When it was light enough, we started working the thickets for sparrows. Flocks of White-crowned Sparrows were sounding off, which is always promising, as they often hold something special in their ranks. Sure enough, Jay called out two Golden-crowned Sparrows. The Golden-crowned Sparrow is hard to come by in Idaho, but each year Jay and Heidi have participated in the Nampa CBC, they have found a GCSP at Caldwell Ponds.

I stayed behind with the sparrows to attempt some photos. The birds were rather tolerant before the sun rose. I managed a decent photo of one GCSP, but in poor light. When the sun finally rose, the birds seemed to avoid me, and although I spent ten minutes stalking the birds, I never managed  a photo in the golden morning light.


First-cycle Harris’s Sparrow- Zonotrichia querula

When I caught up to the group, they were working a thicket, sifting through another healthy flock of White-crowned Sparrows. I went around the group to head off some outside individuals. While sorting through a small group, I spotted a recognizable pattern deep in a bush. I didn’t want to cry wolf, so I held my tongue for a bit. Soon enough, the bird popped up onto the top of the bush, and showed itself.
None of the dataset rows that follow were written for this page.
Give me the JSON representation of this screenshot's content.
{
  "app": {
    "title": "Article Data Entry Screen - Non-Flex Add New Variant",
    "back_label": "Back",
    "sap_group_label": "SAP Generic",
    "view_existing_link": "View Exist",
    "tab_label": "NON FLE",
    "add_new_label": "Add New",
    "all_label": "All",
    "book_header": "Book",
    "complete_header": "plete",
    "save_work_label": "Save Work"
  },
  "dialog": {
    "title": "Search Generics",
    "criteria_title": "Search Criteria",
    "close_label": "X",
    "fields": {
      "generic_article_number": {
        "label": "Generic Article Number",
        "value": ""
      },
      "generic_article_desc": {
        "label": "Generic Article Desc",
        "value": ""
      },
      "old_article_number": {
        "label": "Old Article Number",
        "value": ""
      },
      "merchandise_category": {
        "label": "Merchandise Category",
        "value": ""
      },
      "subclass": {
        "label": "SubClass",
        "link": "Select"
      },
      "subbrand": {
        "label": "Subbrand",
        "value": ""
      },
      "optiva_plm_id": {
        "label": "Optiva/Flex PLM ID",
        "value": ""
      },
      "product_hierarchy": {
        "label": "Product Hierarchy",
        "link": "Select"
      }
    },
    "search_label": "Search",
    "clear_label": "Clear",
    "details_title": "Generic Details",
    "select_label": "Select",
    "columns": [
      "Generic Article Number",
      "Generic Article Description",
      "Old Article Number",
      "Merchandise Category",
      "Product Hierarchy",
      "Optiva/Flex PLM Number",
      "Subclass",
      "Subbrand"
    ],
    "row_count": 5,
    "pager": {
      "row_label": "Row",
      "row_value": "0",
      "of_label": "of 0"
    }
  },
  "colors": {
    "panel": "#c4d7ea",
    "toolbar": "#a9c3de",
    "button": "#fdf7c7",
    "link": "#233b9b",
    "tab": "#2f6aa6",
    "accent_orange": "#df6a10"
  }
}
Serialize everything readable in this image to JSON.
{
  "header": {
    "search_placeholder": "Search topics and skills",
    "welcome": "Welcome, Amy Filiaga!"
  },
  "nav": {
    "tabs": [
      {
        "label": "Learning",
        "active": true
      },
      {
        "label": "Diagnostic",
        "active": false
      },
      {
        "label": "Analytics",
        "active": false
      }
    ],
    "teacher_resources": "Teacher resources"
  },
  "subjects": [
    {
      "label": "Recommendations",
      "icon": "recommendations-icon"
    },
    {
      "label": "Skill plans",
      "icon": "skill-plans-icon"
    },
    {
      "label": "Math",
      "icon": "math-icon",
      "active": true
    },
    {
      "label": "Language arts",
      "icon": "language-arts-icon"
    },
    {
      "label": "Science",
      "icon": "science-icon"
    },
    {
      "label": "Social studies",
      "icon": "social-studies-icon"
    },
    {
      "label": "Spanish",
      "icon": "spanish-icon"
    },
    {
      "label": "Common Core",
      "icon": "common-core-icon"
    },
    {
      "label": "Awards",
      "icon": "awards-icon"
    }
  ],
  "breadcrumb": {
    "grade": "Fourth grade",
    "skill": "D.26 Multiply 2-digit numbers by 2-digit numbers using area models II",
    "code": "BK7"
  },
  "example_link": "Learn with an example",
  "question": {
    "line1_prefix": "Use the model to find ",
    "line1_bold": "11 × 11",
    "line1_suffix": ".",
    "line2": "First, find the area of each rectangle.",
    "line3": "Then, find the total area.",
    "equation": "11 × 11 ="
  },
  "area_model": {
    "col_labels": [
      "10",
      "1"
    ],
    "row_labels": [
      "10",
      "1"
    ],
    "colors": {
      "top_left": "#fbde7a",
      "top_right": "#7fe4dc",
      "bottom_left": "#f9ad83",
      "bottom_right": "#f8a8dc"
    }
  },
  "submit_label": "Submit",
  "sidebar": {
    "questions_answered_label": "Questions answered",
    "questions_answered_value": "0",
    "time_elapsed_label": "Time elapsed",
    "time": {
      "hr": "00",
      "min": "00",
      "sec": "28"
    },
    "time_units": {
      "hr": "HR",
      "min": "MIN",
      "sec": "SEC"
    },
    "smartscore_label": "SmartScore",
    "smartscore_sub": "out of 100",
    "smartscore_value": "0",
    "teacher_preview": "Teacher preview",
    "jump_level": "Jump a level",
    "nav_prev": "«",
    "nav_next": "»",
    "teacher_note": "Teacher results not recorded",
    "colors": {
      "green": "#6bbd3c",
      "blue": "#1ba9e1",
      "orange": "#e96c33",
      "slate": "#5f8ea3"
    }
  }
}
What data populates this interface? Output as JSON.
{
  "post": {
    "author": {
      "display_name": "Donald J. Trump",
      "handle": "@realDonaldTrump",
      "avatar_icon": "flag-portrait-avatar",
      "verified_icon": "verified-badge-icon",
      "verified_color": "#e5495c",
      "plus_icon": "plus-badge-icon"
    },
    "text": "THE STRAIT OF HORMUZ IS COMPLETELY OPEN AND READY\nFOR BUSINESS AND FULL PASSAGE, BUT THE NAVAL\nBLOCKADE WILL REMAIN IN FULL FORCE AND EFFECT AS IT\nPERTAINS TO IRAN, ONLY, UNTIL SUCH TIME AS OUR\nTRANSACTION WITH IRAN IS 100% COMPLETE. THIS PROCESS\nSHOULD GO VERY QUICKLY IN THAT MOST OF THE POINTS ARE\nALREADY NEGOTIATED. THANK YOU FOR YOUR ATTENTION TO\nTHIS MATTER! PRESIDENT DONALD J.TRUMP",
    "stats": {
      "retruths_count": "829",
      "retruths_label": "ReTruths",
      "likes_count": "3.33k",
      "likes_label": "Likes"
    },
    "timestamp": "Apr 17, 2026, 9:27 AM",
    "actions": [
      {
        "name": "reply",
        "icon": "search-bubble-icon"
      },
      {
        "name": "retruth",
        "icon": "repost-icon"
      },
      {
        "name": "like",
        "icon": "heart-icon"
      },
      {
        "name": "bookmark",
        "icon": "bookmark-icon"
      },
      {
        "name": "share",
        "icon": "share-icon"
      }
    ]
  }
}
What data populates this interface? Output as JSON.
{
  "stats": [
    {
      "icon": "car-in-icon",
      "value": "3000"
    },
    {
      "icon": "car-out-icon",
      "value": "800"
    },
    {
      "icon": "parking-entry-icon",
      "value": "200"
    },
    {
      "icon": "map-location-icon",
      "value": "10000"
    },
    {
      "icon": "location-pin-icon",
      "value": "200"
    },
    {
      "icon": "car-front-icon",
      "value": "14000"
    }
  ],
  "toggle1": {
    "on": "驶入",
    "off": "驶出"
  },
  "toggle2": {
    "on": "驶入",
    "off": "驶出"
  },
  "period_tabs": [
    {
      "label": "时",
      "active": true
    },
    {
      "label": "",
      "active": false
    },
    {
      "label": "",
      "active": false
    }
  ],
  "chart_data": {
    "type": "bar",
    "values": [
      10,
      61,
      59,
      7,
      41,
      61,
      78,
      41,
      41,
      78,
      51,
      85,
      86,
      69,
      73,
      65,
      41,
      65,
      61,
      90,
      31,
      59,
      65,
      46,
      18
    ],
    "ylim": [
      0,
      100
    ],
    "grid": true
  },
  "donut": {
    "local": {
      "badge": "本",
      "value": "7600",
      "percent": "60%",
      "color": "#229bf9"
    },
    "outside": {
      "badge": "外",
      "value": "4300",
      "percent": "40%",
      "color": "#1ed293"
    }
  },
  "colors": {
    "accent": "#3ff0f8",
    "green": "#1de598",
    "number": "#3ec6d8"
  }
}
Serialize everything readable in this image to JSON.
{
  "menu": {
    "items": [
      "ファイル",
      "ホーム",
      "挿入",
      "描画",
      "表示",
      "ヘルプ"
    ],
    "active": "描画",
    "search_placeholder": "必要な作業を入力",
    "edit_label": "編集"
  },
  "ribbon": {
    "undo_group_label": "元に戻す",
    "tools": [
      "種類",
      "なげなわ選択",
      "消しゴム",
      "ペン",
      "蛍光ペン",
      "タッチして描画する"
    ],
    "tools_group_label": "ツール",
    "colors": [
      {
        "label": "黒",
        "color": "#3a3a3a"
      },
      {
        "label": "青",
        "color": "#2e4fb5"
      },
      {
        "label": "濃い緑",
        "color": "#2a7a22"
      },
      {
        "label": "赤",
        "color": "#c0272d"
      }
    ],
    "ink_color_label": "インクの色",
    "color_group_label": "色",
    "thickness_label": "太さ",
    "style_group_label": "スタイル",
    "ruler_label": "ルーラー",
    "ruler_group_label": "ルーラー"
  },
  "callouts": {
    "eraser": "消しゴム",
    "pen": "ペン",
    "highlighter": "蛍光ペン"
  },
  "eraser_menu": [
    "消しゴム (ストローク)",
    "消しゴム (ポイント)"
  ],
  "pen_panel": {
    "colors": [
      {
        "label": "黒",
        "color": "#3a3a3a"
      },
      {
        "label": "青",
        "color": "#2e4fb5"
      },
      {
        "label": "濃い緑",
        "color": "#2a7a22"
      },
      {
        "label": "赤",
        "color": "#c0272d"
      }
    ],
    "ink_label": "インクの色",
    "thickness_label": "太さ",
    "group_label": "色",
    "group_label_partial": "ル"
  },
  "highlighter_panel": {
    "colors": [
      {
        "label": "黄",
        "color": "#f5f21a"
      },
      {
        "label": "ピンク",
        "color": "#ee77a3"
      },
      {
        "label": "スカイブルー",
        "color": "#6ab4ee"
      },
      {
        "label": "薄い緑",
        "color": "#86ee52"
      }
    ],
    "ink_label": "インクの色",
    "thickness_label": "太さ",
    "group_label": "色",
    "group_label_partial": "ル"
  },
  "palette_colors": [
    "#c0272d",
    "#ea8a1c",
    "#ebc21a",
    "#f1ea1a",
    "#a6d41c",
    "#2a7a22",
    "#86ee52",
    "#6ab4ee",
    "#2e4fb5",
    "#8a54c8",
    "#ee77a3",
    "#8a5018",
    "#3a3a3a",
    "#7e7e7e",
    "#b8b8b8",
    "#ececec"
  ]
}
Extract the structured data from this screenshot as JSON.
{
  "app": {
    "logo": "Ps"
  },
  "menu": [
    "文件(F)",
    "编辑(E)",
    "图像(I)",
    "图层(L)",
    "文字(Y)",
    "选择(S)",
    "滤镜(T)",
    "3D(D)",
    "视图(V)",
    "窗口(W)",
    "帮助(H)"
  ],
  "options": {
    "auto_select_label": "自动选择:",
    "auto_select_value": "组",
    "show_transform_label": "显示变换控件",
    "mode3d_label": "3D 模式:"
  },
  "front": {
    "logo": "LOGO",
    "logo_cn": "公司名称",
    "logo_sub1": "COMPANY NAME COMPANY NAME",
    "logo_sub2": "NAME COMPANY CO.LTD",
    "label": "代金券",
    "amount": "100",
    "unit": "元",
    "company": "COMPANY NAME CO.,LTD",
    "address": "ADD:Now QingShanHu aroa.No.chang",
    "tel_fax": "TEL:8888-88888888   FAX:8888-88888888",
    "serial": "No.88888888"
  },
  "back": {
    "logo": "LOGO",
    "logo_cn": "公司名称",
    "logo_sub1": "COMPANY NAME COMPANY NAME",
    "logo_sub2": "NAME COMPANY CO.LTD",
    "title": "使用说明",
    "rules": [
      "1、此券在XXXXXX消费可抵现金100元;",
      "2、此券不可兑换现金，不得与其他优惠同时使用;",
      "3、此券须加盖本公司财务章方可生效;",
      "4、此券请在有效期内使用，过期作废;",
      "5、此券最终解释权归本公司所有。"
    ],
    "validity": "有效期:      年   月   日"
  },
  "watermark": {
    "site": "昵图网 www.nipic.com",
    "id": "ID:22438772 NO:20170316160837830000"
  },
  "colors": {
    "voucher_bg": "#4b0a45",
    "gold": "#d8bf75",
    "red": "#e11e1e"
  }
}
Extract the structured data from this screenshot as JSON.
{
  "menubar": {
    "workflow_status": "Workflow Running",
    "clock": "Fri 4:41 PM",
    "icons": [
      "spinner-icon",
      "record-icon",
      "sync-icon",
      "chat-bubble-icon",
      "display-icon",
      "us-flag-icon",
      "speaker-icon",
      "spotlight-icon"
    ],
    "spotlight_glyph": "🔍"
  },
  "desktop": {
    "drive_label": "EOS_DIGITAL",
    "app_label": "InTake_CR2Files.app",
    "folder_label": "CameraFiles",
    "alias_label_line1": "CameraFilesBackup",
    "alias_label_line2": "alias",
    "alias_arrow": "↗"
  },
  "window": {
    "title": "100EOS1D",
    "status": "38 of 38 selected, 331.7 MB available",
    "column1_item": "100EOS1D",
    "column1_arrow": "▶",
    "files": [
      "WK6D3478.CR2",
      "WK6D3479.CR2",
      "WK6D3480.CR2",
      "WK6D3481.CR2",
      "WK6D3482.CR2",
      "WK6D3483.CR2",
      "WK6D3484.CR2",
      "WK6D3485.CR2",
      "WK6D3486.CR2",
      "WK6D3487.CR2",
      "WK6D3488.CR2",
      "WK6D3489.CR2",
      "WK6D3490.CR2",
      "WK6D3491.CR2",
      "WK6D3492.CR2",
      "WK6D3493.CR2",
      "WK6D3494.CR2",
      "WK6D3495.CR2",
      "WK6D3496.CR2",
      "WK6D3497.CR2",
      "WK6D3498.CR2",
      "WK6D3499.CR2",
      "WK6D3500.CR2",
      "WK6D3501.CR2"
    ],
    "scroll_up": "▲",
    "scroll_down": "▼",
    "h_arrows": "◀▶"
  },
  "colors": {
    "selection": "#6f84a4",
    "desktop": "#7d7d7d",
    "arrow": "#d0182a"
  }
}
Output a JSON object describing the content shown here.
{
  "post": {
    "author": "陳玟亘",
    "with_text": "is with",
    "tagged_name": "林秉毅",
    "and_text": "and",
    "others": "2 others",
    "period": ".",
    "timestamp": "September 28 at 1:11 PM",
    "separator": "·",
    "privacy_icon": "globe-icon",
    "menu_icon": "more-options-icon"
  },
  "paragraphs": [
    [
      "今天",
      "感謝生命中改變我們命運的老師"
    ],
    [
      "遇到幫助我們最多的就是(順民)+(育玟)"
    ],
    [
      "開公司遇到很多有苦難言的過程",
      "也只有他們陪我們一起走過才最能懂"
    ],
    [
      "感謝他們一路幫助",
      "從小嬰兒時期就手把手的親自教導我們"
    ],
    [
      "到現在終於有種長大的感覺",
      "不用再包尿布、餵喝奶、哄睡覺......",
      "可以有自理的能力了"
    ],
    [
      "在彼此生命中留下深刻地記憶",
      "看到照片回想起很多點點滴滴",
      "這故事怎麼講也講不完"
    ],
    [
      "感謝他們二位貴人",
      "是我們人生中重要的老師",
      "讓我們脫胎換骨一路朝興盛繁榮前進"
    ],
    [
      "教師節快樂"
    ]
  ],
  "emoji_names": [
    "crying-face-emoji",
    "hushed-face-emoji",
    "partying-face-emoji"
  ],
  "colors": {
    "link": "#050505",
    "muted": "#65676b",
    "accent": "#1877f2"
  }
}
I alerted the group, Harris’s Sparrow!, our third Zonotrichia species for the hour.

"Gambel's" White-crowned Sparrow- Zonotrichia leucophrys gambelii

“Gambel’s” White-crowned Sparrow- Zonotrichia leucophrys gambelii

I soon realized that after getting the hardest Zonotrichia, the GCSP, so early in the day, seeing all four was a distinct possibility. All we needed to find was the White-throated Sparrow, an uncommon bird for winter in Idaho. The bird is uncommon, but multiple individuals are found every year. In fact, I had found one two weeks ago in Boise. The reality of reaching the goal was there.

Later in the day, I split off from the group with Heidi. We were charged with checking a few hotspots, and we both had one bird on our mind. Heidi has never seen all four Zonotrichia in a day, so the goal was looking sweet to her eyes as well.

For the rest of the day we sifted through sparrow’s with no sign of the fourth Zonotrichia. We turned up other good birds, Savannah Sparrow, Lincoln’s Sparrow, and two Bewick’s Wrens. But by the end of the day, as the sun set and we continued to look through White-crowned Sparrow flocks, we came away without our prize.

Well, we almost “pulled a Zonie”! I kept telling Heidi I was going to make “a Zonie” the term for seeing all of North Americas Zonotrichia species in one day. It’s a worthy goal, and a respectable badge, that deserves some title, even if it is a bit dorky.

I didn’t realize how doable a Zonie is for Idaho, but it sure is. I’ll be after that goal now. I have heard and seen photos of a man in southern California that had all four at his feeder one day. That is remarkable. So now I have a new goal on the horizon, to see and photograph all four of North America’s Zonotrichia sparrows in a day, or simply, to pull a “Zonie”. Let’s hope it doesn’t turn into a nemesis goal, or white whale, or whatever you might call it.

Here’s the bird that got away.


Adult White-throated Sparrow- Zonotrichia albicollis

The Christmas Bird 2013: American Tree Sparrow- Spizella arborea

by Bryce W. Robinson


Every year I illustrate a bird for the holiday season. This year, I’m a bit early, but only because I wanted to open the Christmas Bird for purchase as a print. You can visit the ornithologiart store, and purchase a print. Available are 4×6″ for $8.00, 5×7″ for $12.00, and 5×7″ matted for $15.00. Click the photo to purchase, or simply follow the link: ornithologiart.

The American Tree Sparrow is a breeder of the high north Taiga lands. It migrates to the lower parts of North America during winter, and is a favorite feeder bird of many. I chose the American Tree Sparrow because I feel it captures the spirit of the season, and is emblematic of the winter solstice. This is a great holiday gift for any birder.

From both Caitlin and I, Happy Holidays, Merry Christmas, Happy Hanukkah, or Happy Solstice. However you choose to celebrate the season, we hope you have a great time with family, friends, and of course, birds.